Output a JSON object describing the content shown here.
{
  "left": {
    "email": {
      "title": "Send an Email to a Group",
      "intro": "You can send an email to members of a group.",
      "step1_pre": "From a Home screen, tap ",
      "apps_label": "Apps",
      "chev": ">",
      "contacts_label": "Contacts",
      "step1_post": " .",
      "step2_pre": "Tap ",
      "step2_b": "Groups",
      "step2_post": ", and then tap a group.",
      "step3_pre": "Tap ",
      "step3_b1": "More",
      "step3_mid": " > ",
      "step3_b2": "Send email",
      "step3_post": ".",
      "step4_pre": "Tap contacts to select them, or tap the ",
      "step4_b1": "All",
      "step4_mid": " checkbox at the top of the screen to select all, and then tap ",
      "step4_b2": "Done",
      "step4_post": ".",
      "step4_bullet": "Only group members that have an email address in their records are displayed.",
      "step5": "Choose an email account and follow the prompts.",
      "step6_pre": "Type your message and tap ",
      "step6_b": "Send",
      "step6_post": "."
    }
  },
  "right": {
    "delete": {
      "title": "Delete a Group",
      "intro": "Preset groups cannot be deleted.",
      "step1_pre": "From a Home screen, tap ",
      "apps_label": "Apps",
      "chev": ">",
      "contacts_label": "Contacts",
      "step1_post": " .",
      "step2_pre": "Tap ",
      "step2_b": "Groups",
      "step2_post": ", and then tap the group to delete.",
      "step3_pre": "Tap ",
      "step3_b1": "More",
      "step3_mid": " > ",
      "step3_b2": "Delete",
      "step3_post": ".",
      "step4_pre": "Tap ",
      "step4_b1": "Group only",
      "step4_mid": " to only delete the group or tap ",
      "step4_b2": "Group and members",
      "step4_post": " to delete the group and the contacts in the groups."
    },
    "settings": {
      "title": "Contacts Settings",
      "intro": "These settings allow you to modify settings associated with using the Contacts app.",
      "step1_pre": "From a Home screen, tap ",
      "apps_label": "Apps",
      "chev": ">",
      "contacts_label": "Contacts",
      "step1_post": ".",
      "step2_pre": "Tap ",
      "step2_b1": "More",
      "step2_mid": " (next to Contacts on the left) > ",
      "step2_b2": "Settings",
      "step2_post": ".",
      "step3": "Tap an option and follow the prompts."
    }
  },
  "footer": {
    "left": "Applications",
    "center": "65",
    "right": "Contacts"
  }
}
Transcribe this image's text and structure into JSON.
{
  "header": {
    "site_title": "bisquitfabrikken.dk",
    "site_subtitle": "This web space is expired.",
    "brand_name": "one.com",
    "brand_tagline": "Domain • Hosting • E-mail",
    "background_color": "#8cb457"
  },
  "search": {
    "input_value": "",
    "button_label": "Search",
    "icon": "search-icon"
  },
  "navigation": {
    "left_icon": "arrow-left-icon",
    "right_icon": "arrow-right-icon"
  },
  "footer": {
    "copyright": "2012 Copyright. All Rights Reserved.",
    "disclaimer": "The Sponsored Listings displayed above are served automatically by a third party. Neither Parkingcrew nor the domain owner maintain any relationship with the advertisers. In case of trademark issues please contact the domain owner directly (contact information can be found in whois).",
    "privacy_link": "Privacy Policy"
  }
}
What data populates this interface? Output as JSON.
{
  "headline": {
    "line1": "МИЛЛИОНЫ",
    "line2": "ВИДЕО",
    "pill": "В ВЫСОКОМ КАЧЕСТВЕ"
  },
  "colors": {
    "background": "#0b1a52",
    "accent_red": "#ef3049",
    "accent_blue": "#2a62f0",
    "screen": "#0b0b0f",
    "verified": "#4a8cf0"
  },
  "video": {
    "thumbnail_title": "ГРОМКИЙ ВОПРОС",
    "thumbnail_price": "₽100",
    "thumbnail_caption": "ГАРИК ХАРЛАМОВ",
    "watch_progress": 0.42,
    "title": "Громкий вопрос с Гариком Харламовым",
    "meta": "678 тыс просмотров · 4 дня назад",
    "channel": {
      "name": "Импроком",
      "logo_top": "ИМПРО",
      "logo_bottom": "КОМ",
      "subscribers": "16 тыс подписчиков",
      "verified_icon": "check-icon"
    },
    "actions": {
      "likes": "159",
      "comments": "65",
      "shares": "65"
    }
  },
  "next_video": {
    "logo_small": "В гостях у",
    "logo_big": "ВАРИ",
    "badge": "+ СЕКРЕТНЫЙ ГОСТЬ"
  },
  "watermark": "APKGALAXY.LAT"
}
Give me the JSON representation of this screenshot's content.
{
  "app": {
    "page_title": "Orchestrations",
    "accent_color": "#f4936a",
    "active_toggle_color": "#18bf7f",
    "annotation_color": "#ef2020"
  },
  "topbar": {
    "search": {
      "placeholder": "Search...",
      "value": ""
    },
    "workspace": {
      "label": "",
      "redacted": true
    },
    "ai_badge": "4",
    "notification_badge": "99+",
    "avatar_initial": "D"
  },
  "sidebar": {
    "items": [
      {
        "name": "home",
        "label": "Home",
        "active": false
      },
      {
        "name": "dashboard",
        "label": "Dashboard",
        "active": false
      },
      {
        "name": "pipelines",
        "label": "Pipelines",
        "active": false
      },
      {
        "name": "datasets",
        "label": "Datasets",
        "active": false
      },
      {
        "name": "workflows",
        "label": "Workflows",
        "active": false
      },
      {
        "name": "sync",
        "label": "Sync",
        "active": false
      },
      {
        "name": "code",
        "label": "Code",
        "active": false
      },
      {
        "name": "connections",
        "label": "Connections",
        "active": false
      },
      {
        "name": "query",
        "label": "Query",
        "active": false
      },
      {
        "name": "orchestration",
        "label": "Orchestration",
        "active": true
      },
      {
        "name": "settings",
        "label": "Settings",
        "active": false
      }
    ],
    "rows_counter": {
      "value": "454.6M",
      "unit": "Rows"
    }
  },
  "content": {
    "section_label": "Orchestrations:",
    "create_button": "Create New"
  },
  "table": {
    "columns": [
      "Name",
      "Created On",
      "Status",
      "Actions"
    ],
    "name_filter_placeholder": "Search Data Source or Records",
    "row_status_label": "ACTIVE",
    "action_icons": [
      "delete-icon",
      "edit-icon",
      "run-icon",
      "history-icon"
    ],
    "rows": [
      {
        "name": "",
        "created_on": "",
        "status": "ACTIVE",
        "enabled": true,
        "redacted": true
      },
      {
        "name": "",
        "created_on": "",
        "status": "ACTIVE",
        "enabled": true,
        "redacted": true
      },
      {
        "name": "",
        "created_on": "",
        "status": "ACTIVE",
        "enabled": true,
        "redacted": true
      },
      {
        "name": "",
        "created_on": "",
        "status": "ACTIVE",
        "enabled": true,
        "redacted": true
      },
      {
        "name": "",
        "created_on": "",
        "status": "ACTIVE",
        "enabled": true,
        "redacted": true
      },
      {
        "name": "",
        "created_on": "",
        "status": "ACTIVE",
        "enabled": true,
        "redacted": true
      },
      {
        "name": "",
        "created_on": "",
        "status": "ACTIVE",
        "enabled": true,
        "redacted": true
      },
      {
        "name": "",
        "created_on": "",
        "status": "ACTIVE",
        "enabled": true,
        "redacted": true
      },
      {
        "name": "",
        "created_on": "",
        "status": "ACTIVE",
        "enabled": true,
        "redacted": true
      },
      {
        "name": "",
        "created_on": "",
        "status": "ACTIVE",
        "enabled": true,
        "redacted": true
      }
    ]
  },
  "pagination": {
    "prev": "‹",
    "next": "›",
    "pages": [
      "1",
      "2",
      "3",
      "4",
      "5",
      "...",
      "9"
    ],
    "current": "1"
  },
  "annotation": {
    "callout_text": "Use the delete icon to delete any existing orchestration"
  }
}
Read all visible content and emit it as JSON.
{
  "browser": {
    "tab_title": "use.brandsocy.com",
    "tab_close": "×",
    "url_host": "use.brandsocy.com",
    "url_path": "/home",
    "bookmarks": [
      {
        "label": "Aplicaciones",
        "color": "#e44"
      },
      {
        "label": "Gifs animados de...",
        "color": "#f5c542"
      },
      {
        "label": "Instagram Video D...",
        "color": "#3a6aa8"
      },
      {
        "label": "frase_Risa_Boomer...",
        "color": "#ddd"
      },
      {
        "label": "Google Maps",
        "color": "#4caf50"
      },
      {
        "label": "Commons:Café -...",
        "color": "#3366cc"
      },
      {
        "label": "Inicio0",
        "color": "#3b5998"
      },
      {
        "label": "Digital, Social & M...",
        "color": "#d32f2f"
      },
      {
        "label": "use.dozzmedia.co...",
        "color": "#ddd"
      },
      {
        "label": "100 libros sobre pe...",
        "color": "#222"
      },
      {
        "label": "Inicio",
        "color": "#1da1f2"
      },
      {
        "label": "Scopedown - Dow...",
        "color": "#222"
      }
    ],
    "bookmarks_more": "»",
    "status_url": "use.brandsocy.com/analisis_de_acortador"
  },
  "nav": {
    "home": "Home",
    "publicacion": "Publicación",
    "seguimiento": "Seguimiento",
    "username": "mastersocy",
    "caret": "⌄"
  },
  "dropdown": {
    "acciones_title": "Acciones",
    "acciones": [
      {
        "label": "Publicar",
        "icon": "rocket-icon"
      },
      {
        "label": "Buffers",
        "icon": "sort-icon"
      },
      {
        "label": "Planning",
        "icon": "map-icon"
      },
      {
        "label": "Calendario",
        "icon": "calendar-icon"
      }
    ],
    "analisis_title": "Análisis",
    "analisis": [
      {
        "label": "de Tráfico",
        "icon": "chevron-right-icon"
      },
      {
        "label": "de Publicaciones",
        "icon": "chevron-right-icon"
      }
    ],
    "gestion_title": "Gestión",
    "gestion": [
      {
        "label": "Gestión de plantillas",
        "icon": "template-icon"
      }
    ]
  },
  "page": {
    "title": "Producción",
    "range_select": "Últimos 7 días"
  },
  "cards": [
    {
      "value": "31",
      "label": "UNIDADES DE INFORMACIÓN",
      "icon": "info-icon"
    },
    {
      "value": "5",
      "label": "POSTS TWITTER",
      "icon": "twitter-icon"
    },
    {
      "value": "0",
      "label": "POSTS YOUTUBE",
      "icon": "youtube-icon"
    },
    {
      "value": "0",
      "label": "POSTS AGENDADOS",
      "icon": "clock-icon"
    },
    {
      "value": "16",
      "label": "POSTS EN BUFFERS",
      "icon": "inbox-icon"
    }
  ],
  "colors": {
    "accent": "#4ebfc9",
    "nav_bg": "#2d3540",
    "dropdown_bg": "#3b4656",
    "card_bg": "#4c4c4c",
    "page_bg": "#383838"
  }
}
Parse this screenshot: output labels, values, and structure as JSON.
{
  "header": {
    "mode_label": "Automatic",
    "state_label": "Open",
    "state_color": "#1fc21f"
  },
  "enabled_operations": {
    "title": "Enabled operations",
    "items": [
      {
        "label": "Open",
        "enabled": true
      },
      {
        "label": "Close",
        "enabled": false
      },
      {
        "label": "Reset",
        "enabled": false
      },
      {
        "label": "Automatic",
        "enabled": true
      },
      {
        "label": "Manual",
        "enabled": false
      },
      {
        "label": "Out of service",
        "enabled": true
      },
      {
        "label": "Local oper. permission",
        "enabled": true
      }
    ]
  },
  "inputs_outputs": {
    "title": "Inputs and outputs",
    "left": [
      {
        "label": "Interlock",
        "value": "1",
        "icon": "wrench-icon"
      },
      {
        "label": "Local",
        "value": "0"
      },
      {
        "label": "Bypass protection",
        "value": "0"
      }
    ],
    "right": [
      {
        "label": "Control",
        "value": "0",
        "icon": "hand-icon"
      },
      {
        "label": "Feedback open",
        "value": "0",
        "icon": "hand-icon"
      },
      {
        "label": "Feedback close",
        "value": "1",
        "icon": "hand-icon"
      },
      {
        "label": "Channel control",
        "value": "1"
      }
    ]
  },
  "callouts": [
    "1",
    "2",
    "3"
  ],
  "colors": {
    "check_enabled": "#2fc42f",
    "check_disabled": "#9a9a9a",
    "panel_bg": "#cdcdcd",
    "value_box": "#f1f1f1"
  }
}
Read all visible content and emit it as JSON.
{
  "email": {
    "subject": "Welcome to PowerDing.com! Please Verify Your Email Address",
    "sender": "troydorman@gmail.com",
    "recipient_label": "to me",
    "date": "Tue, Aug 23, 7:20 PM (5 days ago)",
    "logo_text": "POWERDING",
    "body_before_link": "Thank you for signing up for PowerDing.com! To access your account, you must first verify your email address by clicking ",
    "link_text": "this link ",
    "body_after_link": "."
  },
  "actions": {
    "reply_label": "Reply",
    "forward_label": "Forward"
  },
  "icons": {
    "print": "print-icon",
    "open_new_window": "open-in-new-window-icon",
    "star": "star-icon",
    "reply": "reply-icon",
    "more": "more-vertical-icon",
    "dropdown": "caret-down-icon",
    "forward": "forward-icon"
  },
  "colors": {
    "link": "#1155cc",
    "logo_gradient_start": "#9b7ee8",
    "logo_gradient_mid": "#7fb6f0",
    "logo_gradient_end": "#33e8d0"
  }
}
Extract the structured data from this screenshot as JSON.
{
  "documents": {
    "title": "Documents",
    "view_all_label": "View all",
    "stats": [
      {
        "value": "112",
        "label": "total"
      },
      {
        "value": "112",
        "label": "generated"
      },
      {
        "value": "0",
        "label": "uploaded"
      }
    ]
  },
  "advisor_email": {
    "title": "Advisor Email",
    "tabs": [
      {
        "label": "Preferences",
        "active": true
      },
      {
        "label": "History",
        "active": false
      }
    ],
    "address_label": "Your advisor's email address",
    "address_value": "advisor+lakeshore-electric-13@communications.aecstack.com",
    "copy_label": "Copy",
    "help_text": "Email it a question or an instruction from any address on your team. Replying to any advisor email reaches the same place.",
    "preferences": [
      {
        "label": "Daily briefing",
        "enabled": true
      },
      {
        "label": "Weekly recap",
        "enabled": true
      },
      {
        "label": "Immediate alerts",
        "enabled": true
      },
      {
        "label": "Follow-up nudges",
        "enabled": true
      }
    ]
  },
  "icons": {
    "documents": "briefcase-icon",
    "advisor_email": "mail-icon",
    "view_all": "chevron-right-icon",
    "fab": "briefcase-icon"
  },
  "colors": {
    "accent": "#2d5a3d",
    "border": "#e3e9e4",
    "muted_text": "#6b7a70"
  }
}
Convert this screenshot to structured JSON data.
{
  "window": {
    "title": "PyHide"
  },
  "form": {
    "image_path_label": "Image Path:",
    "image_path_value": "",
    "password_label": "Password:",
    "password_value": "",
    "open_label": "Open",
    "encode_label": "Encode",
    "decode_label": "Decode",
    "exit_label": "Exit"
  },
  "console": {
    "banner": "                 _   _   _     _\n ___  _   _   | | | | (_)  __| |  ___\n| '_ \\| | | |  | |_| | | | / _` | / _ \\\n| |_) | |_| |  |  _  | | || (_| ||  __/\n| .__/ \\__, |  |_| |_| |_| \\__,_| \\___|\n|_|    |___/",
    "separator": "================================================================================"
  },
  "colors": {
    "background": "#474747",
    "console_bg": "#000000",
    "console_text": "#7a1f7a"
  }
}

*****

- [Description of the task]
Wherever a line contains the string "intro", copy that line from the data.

- [Completed task]
      "intro": "You can send an email to members of a group.",
      "intro": "Preset groups cannot be deleted.",
      "intro": "These settings allow you to modify settings associated with using the Contacts app.",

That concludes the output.